“It’s the perfect extension for living the life he enjoys, whether it’s in Sag Harbor for the summer or the Keys and the Caribbean in the winter,” said Fontaine about Buffett enjoying the Surfari 44’s most intriguing features. “A high performance auxiliary powered sailing yacht, it has as strong an emphasis on speed under sail as it does speed under power, which means…it goes places.
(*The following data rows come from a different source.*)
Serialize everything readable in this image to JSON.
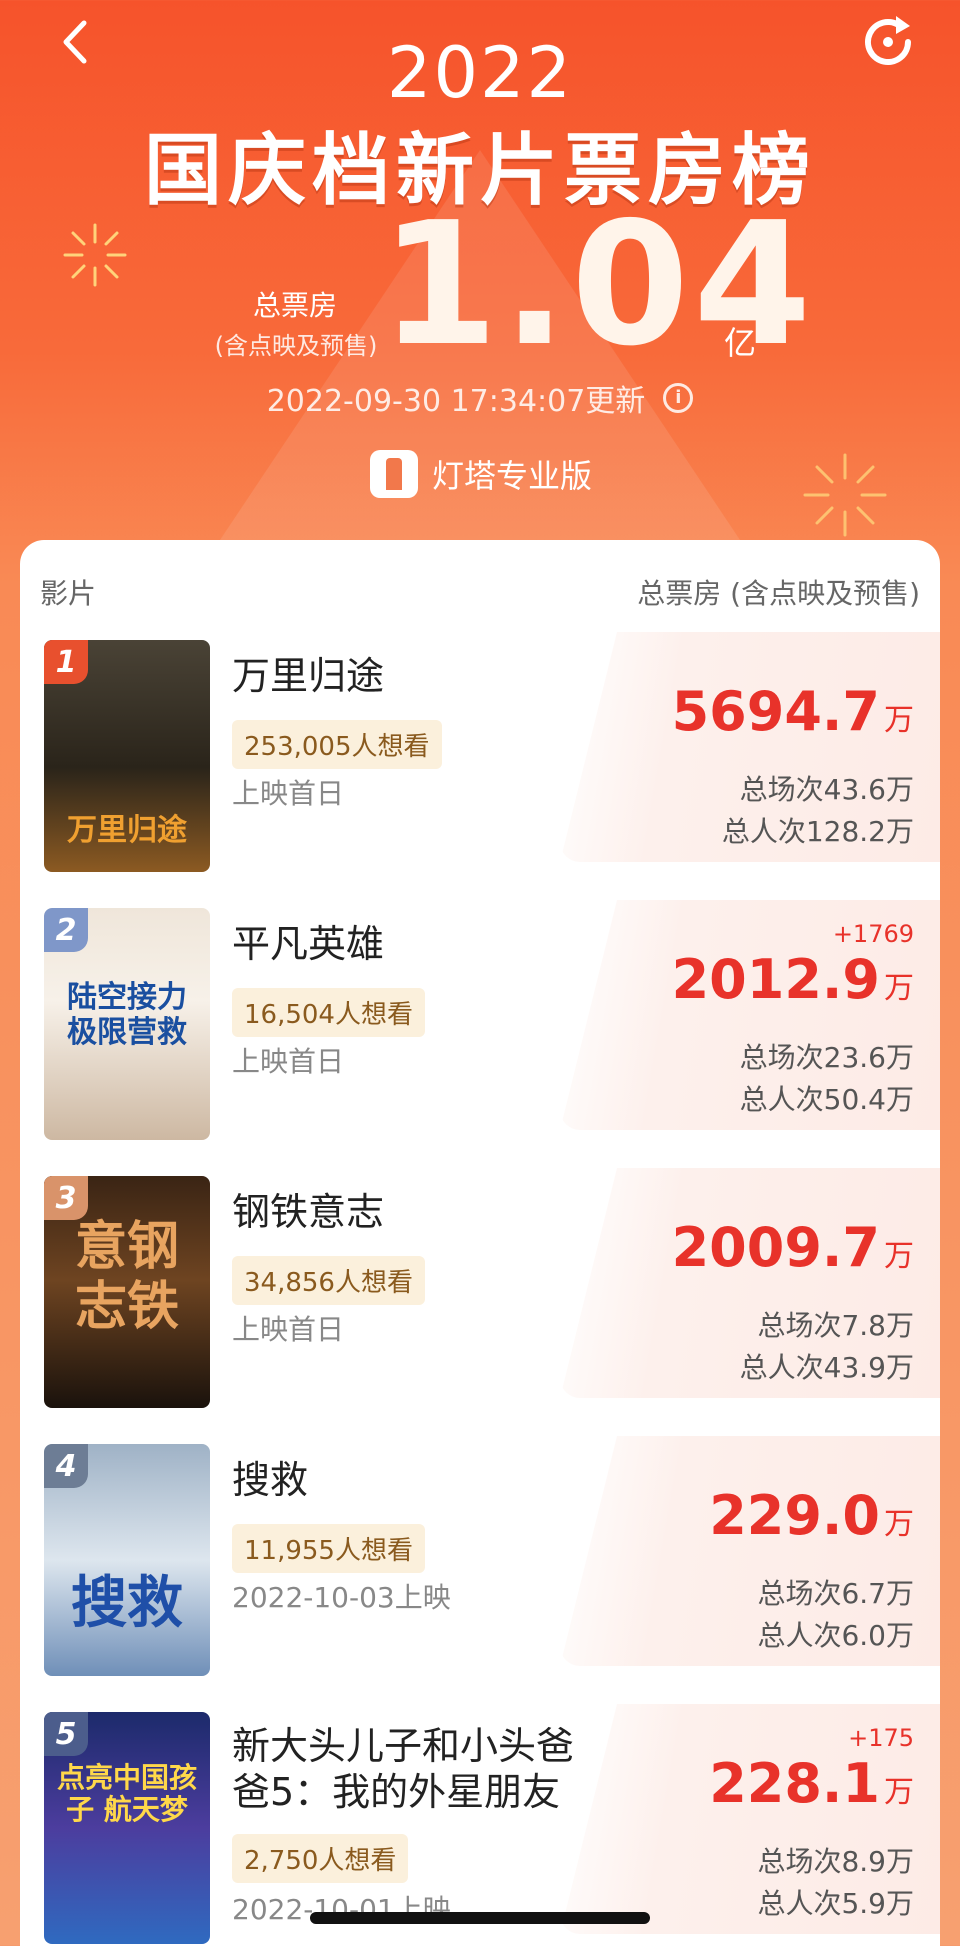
{
  "header": {
    "year": "2022",
    "title": "国庆档新片票房榜",
    "total_label": "总票房",
    "total_sub": "(含点映及预售)",
    "total_value": "1.04",
    "total_unit": "亿",
    "updated": "2022-09-30 17:34:07更新",
    "brand": "灯塔专业版"
  },
  "table": {
    "col_left": "影片",
    "col_right": "总票房 (含点映及预售)"
  },
  "movies": [
    {
      "rank": "1",
      "name": "万里归途",
      "want": "253,005人想看",
      "release": "上映首日",
      "gross": "5694.7",
      "unit": "万",
      "delta": "",
      "sessions": "总场次43.6万",
      "viewers": "总人次128.2万",
      "poster_title": "万里归途",
      "poster_colors": [
        "#3a3428",
        "#8c6a3a"
      ],
      "rank_color": "#e8502e"
    },
    {
      "rank": "2",
      "name": "平凡英雄",
      "want": "16,504人想看",
      "release": "上映首日",
      "gross": "2012.9",
      "unit": "万",
      "delta": "+1769",
      "sessions": "总场次23.6万",
      "viewers": "总人次50.4万",
      "poster_title": "陆空接力 极限营救",
      "poster_colors": [
        "#f4eee6",
        "#c9b8a6"
      ],
      "rank_color": "#7f97c9"
    },
    {
      "rank": "3",
      "name": "钢铁意志",
      "want": "34,856人想看",
      "release": "上映首日",
      "gross": "2009.7",
      "unit": "万",
      "delta": "",
      "sessions": "总场次7.8万",
      "viewers": "总人次43.9万",
      "poster_title": "意钢 志铁",
      "poster_colors": [
        "#2a1c12",
        "#7a4a22"
      ],
      "rank_color": "#d9936a"
    },
    {
      "rank": "4",
      "name": "搜救",
      "want": "11,955人想看",
      "release": "2022-10-03上映",
      "gross": "229.0",
      "unit": "万",
      "delta": "",
      "sessions": "总场次6.7万",
      "viewers": "总人次6.0万",
      "poster_title": "搜救",
      "poster_colors": [
        "#b8c8d8",
        "#4f6f98"
      ],
      "rank_color": "#6d7d95"
    },
    {
      "rank": "5",
      "name": "新大头儿子和小头爸爸5：我的外星朋友",
      "name_line1": "新大头儿子和小头爸",
      "name_line2": "爸5：我的外星朋友",
      "want": "2,750人想看",
      "release": "2022-10-01上映",
      "gross": "228.1",
      "unit": "万",
      "delta": "+175",
      "sessions": "总场次8.9万",
      "viewers": "总人次5.9万",
      "poster_title": "点亮中国孩子 航天梦",
      "poster_colors": [
        "#2b3d8f",
        "#6e4fb8"
      ],
      "rank_color": "#4c5d8c"
    }
  ]
}
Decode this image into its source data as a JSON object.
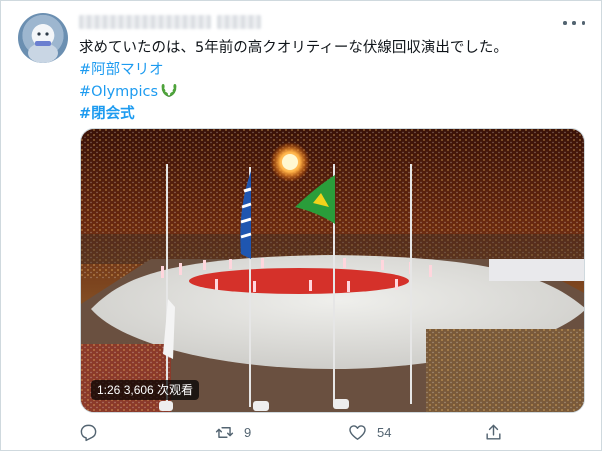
{
  "tweet": {
    "author_redacted": true,
    "text_line1": "求めていたのは、5年前の高クオリティーな伏線回収演出でした。",
    "hashtags": [
      {
        "label": "#阿部マリオ",
        "bold": false
      },
      {
        "label": "#Olympics",
        "bold": false,
        "emoji": "laurel-wreath-icon"
      },
      {
        "label": "#閉会式",
        "bold": true
      }
    ]
  },
  "media": {
    "duration": "1:26",
    "views": "3,606 次观看",
    "badge_text": "1:26  3,606 次观看"
  },
  "actions": {
    "reply": {
      "icon": "reply-icon",
      "count": ""
    },
    "retweet": {
      "icon": "retweet-icon",
      "count": "9"
    },
    "like": {
      "icon": "heart-icon",
      "count": "54"
    },
    "share": {
      "icon": "share-icon",
      "count": ""
    }
  },
  "colors": {
    "link": "#1d9bf0",
    "icon_gray": "#536471",
    "border": "#cfd9de"
  }
}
And once it’s where it needs to be, it becomes a luxury indoor/outdoor living platform that allows its user to enjoy the destination as much as the journey.”

“Buffett epitomizes the demographic that would get the most out of the Surfari 44,” said Fontaine, adding that target markets include experienced performance racing yacht owners who have exhausted their appetites for competition and the extensive demands of their campaigns. “Having honed their sailing skills to near-professional levels, these potential owners associate high performance with high technology. They want to go fast and get there in style, and now that they are approaching their retirement years their need for speed is being seasoned with a newly appreciated desire for comfort and versatility afloat.”

Learn more about the Surfari 44 at the Friendship Yacht Company exhibit (Old Port Dock S) during the Newport International Boat Show, September 17-20 or, visit the Friendship Yacht website.

Buffett Lands First International Flight into new Jamaica Airport

Update: More photos are available in an article at Jamaica Information Service: “Jimmy Buffet, Boscobel Aerodrome’s First Passenger

The Jamaica Gleaner has a story on Jimmy Buffett’s inaugural flight into the new Boscobel Aerodrome airport in Jamaica: “Boscobel welcomes first flight

The Boscobel Aerodrome, on course to becoming the island’s third international airport, welcomed its first international flight on Friday when Jimmy Buffett of Margaritaville fame touched down in his single-engine aircraft around 10:30 a.m.

A welcoming party headed by Sports Minister Olivia Grange and including Airports Authority of Jamaica (AAJ) chairman Mark Hart, and Chris Blackwell, was on hand to mark the occasion.

The flight came ahead of the July deadline when the facility, which is still in its expansion phase, commences full operation, and an official opening planned for December to coincide with the start of the 2010-2011 winter tourist season.

Buffett, who flew in from The Bahamas, gave a thumbs-up to the facility, saying it saved time.

“I just got to say what a thrill it is to come directly into Boscobel; this just makes things so much easier,” Buffett said.

He also commended the processing by immigration officials who were brought in just for the occasion, saying the experience was “lovely”.

But Buffett might have inadvertently disclosed that the expanded facility would be named Ian Fleming Airport – in memory of the creator of the famed James Bond series – who lived and penned several of the James Bond stories just a few miles away at Golden Eye in Oracabessa, now owned by Blackwell.

Buffett Considers New Goose Seaplane

An article at mentions Jimmy Buffett has interest in the new Goose Seaplane that will be built by Antilles Seaplanes.

To expedite production, the first planes will hew to the original design, though later models might incorporate carbon fiber and other advanced materials. Buyers can customize cockpits and instruments, sticking with the original layouts or opting for such high-tech gear as global positioning systems and radar. Their choices might hold some surprises. When Jimmy Buffett visited the plant, Manuel assumed he would order one with turbines. The original engines were known for being smoky, cranky — though reliable — and loud, with an unmistakable guttural roar. “Jimmy shook his head,” Manuel says. “He said, ‘Naw, man. I want to hear that thing go grrrrrrrrrrrr.’”

More from With the purchase of the McKinnon lot, Antilles now essentially had FAA approval for all its Goose designs -a major score, given that cost of FAA type certificates for new planes cost from $20 million to $320 million. (He has reserved the possibility ofbuilding special-order Gooses for those customers, such as Jimmy Buffett, who have insisted on a radial.)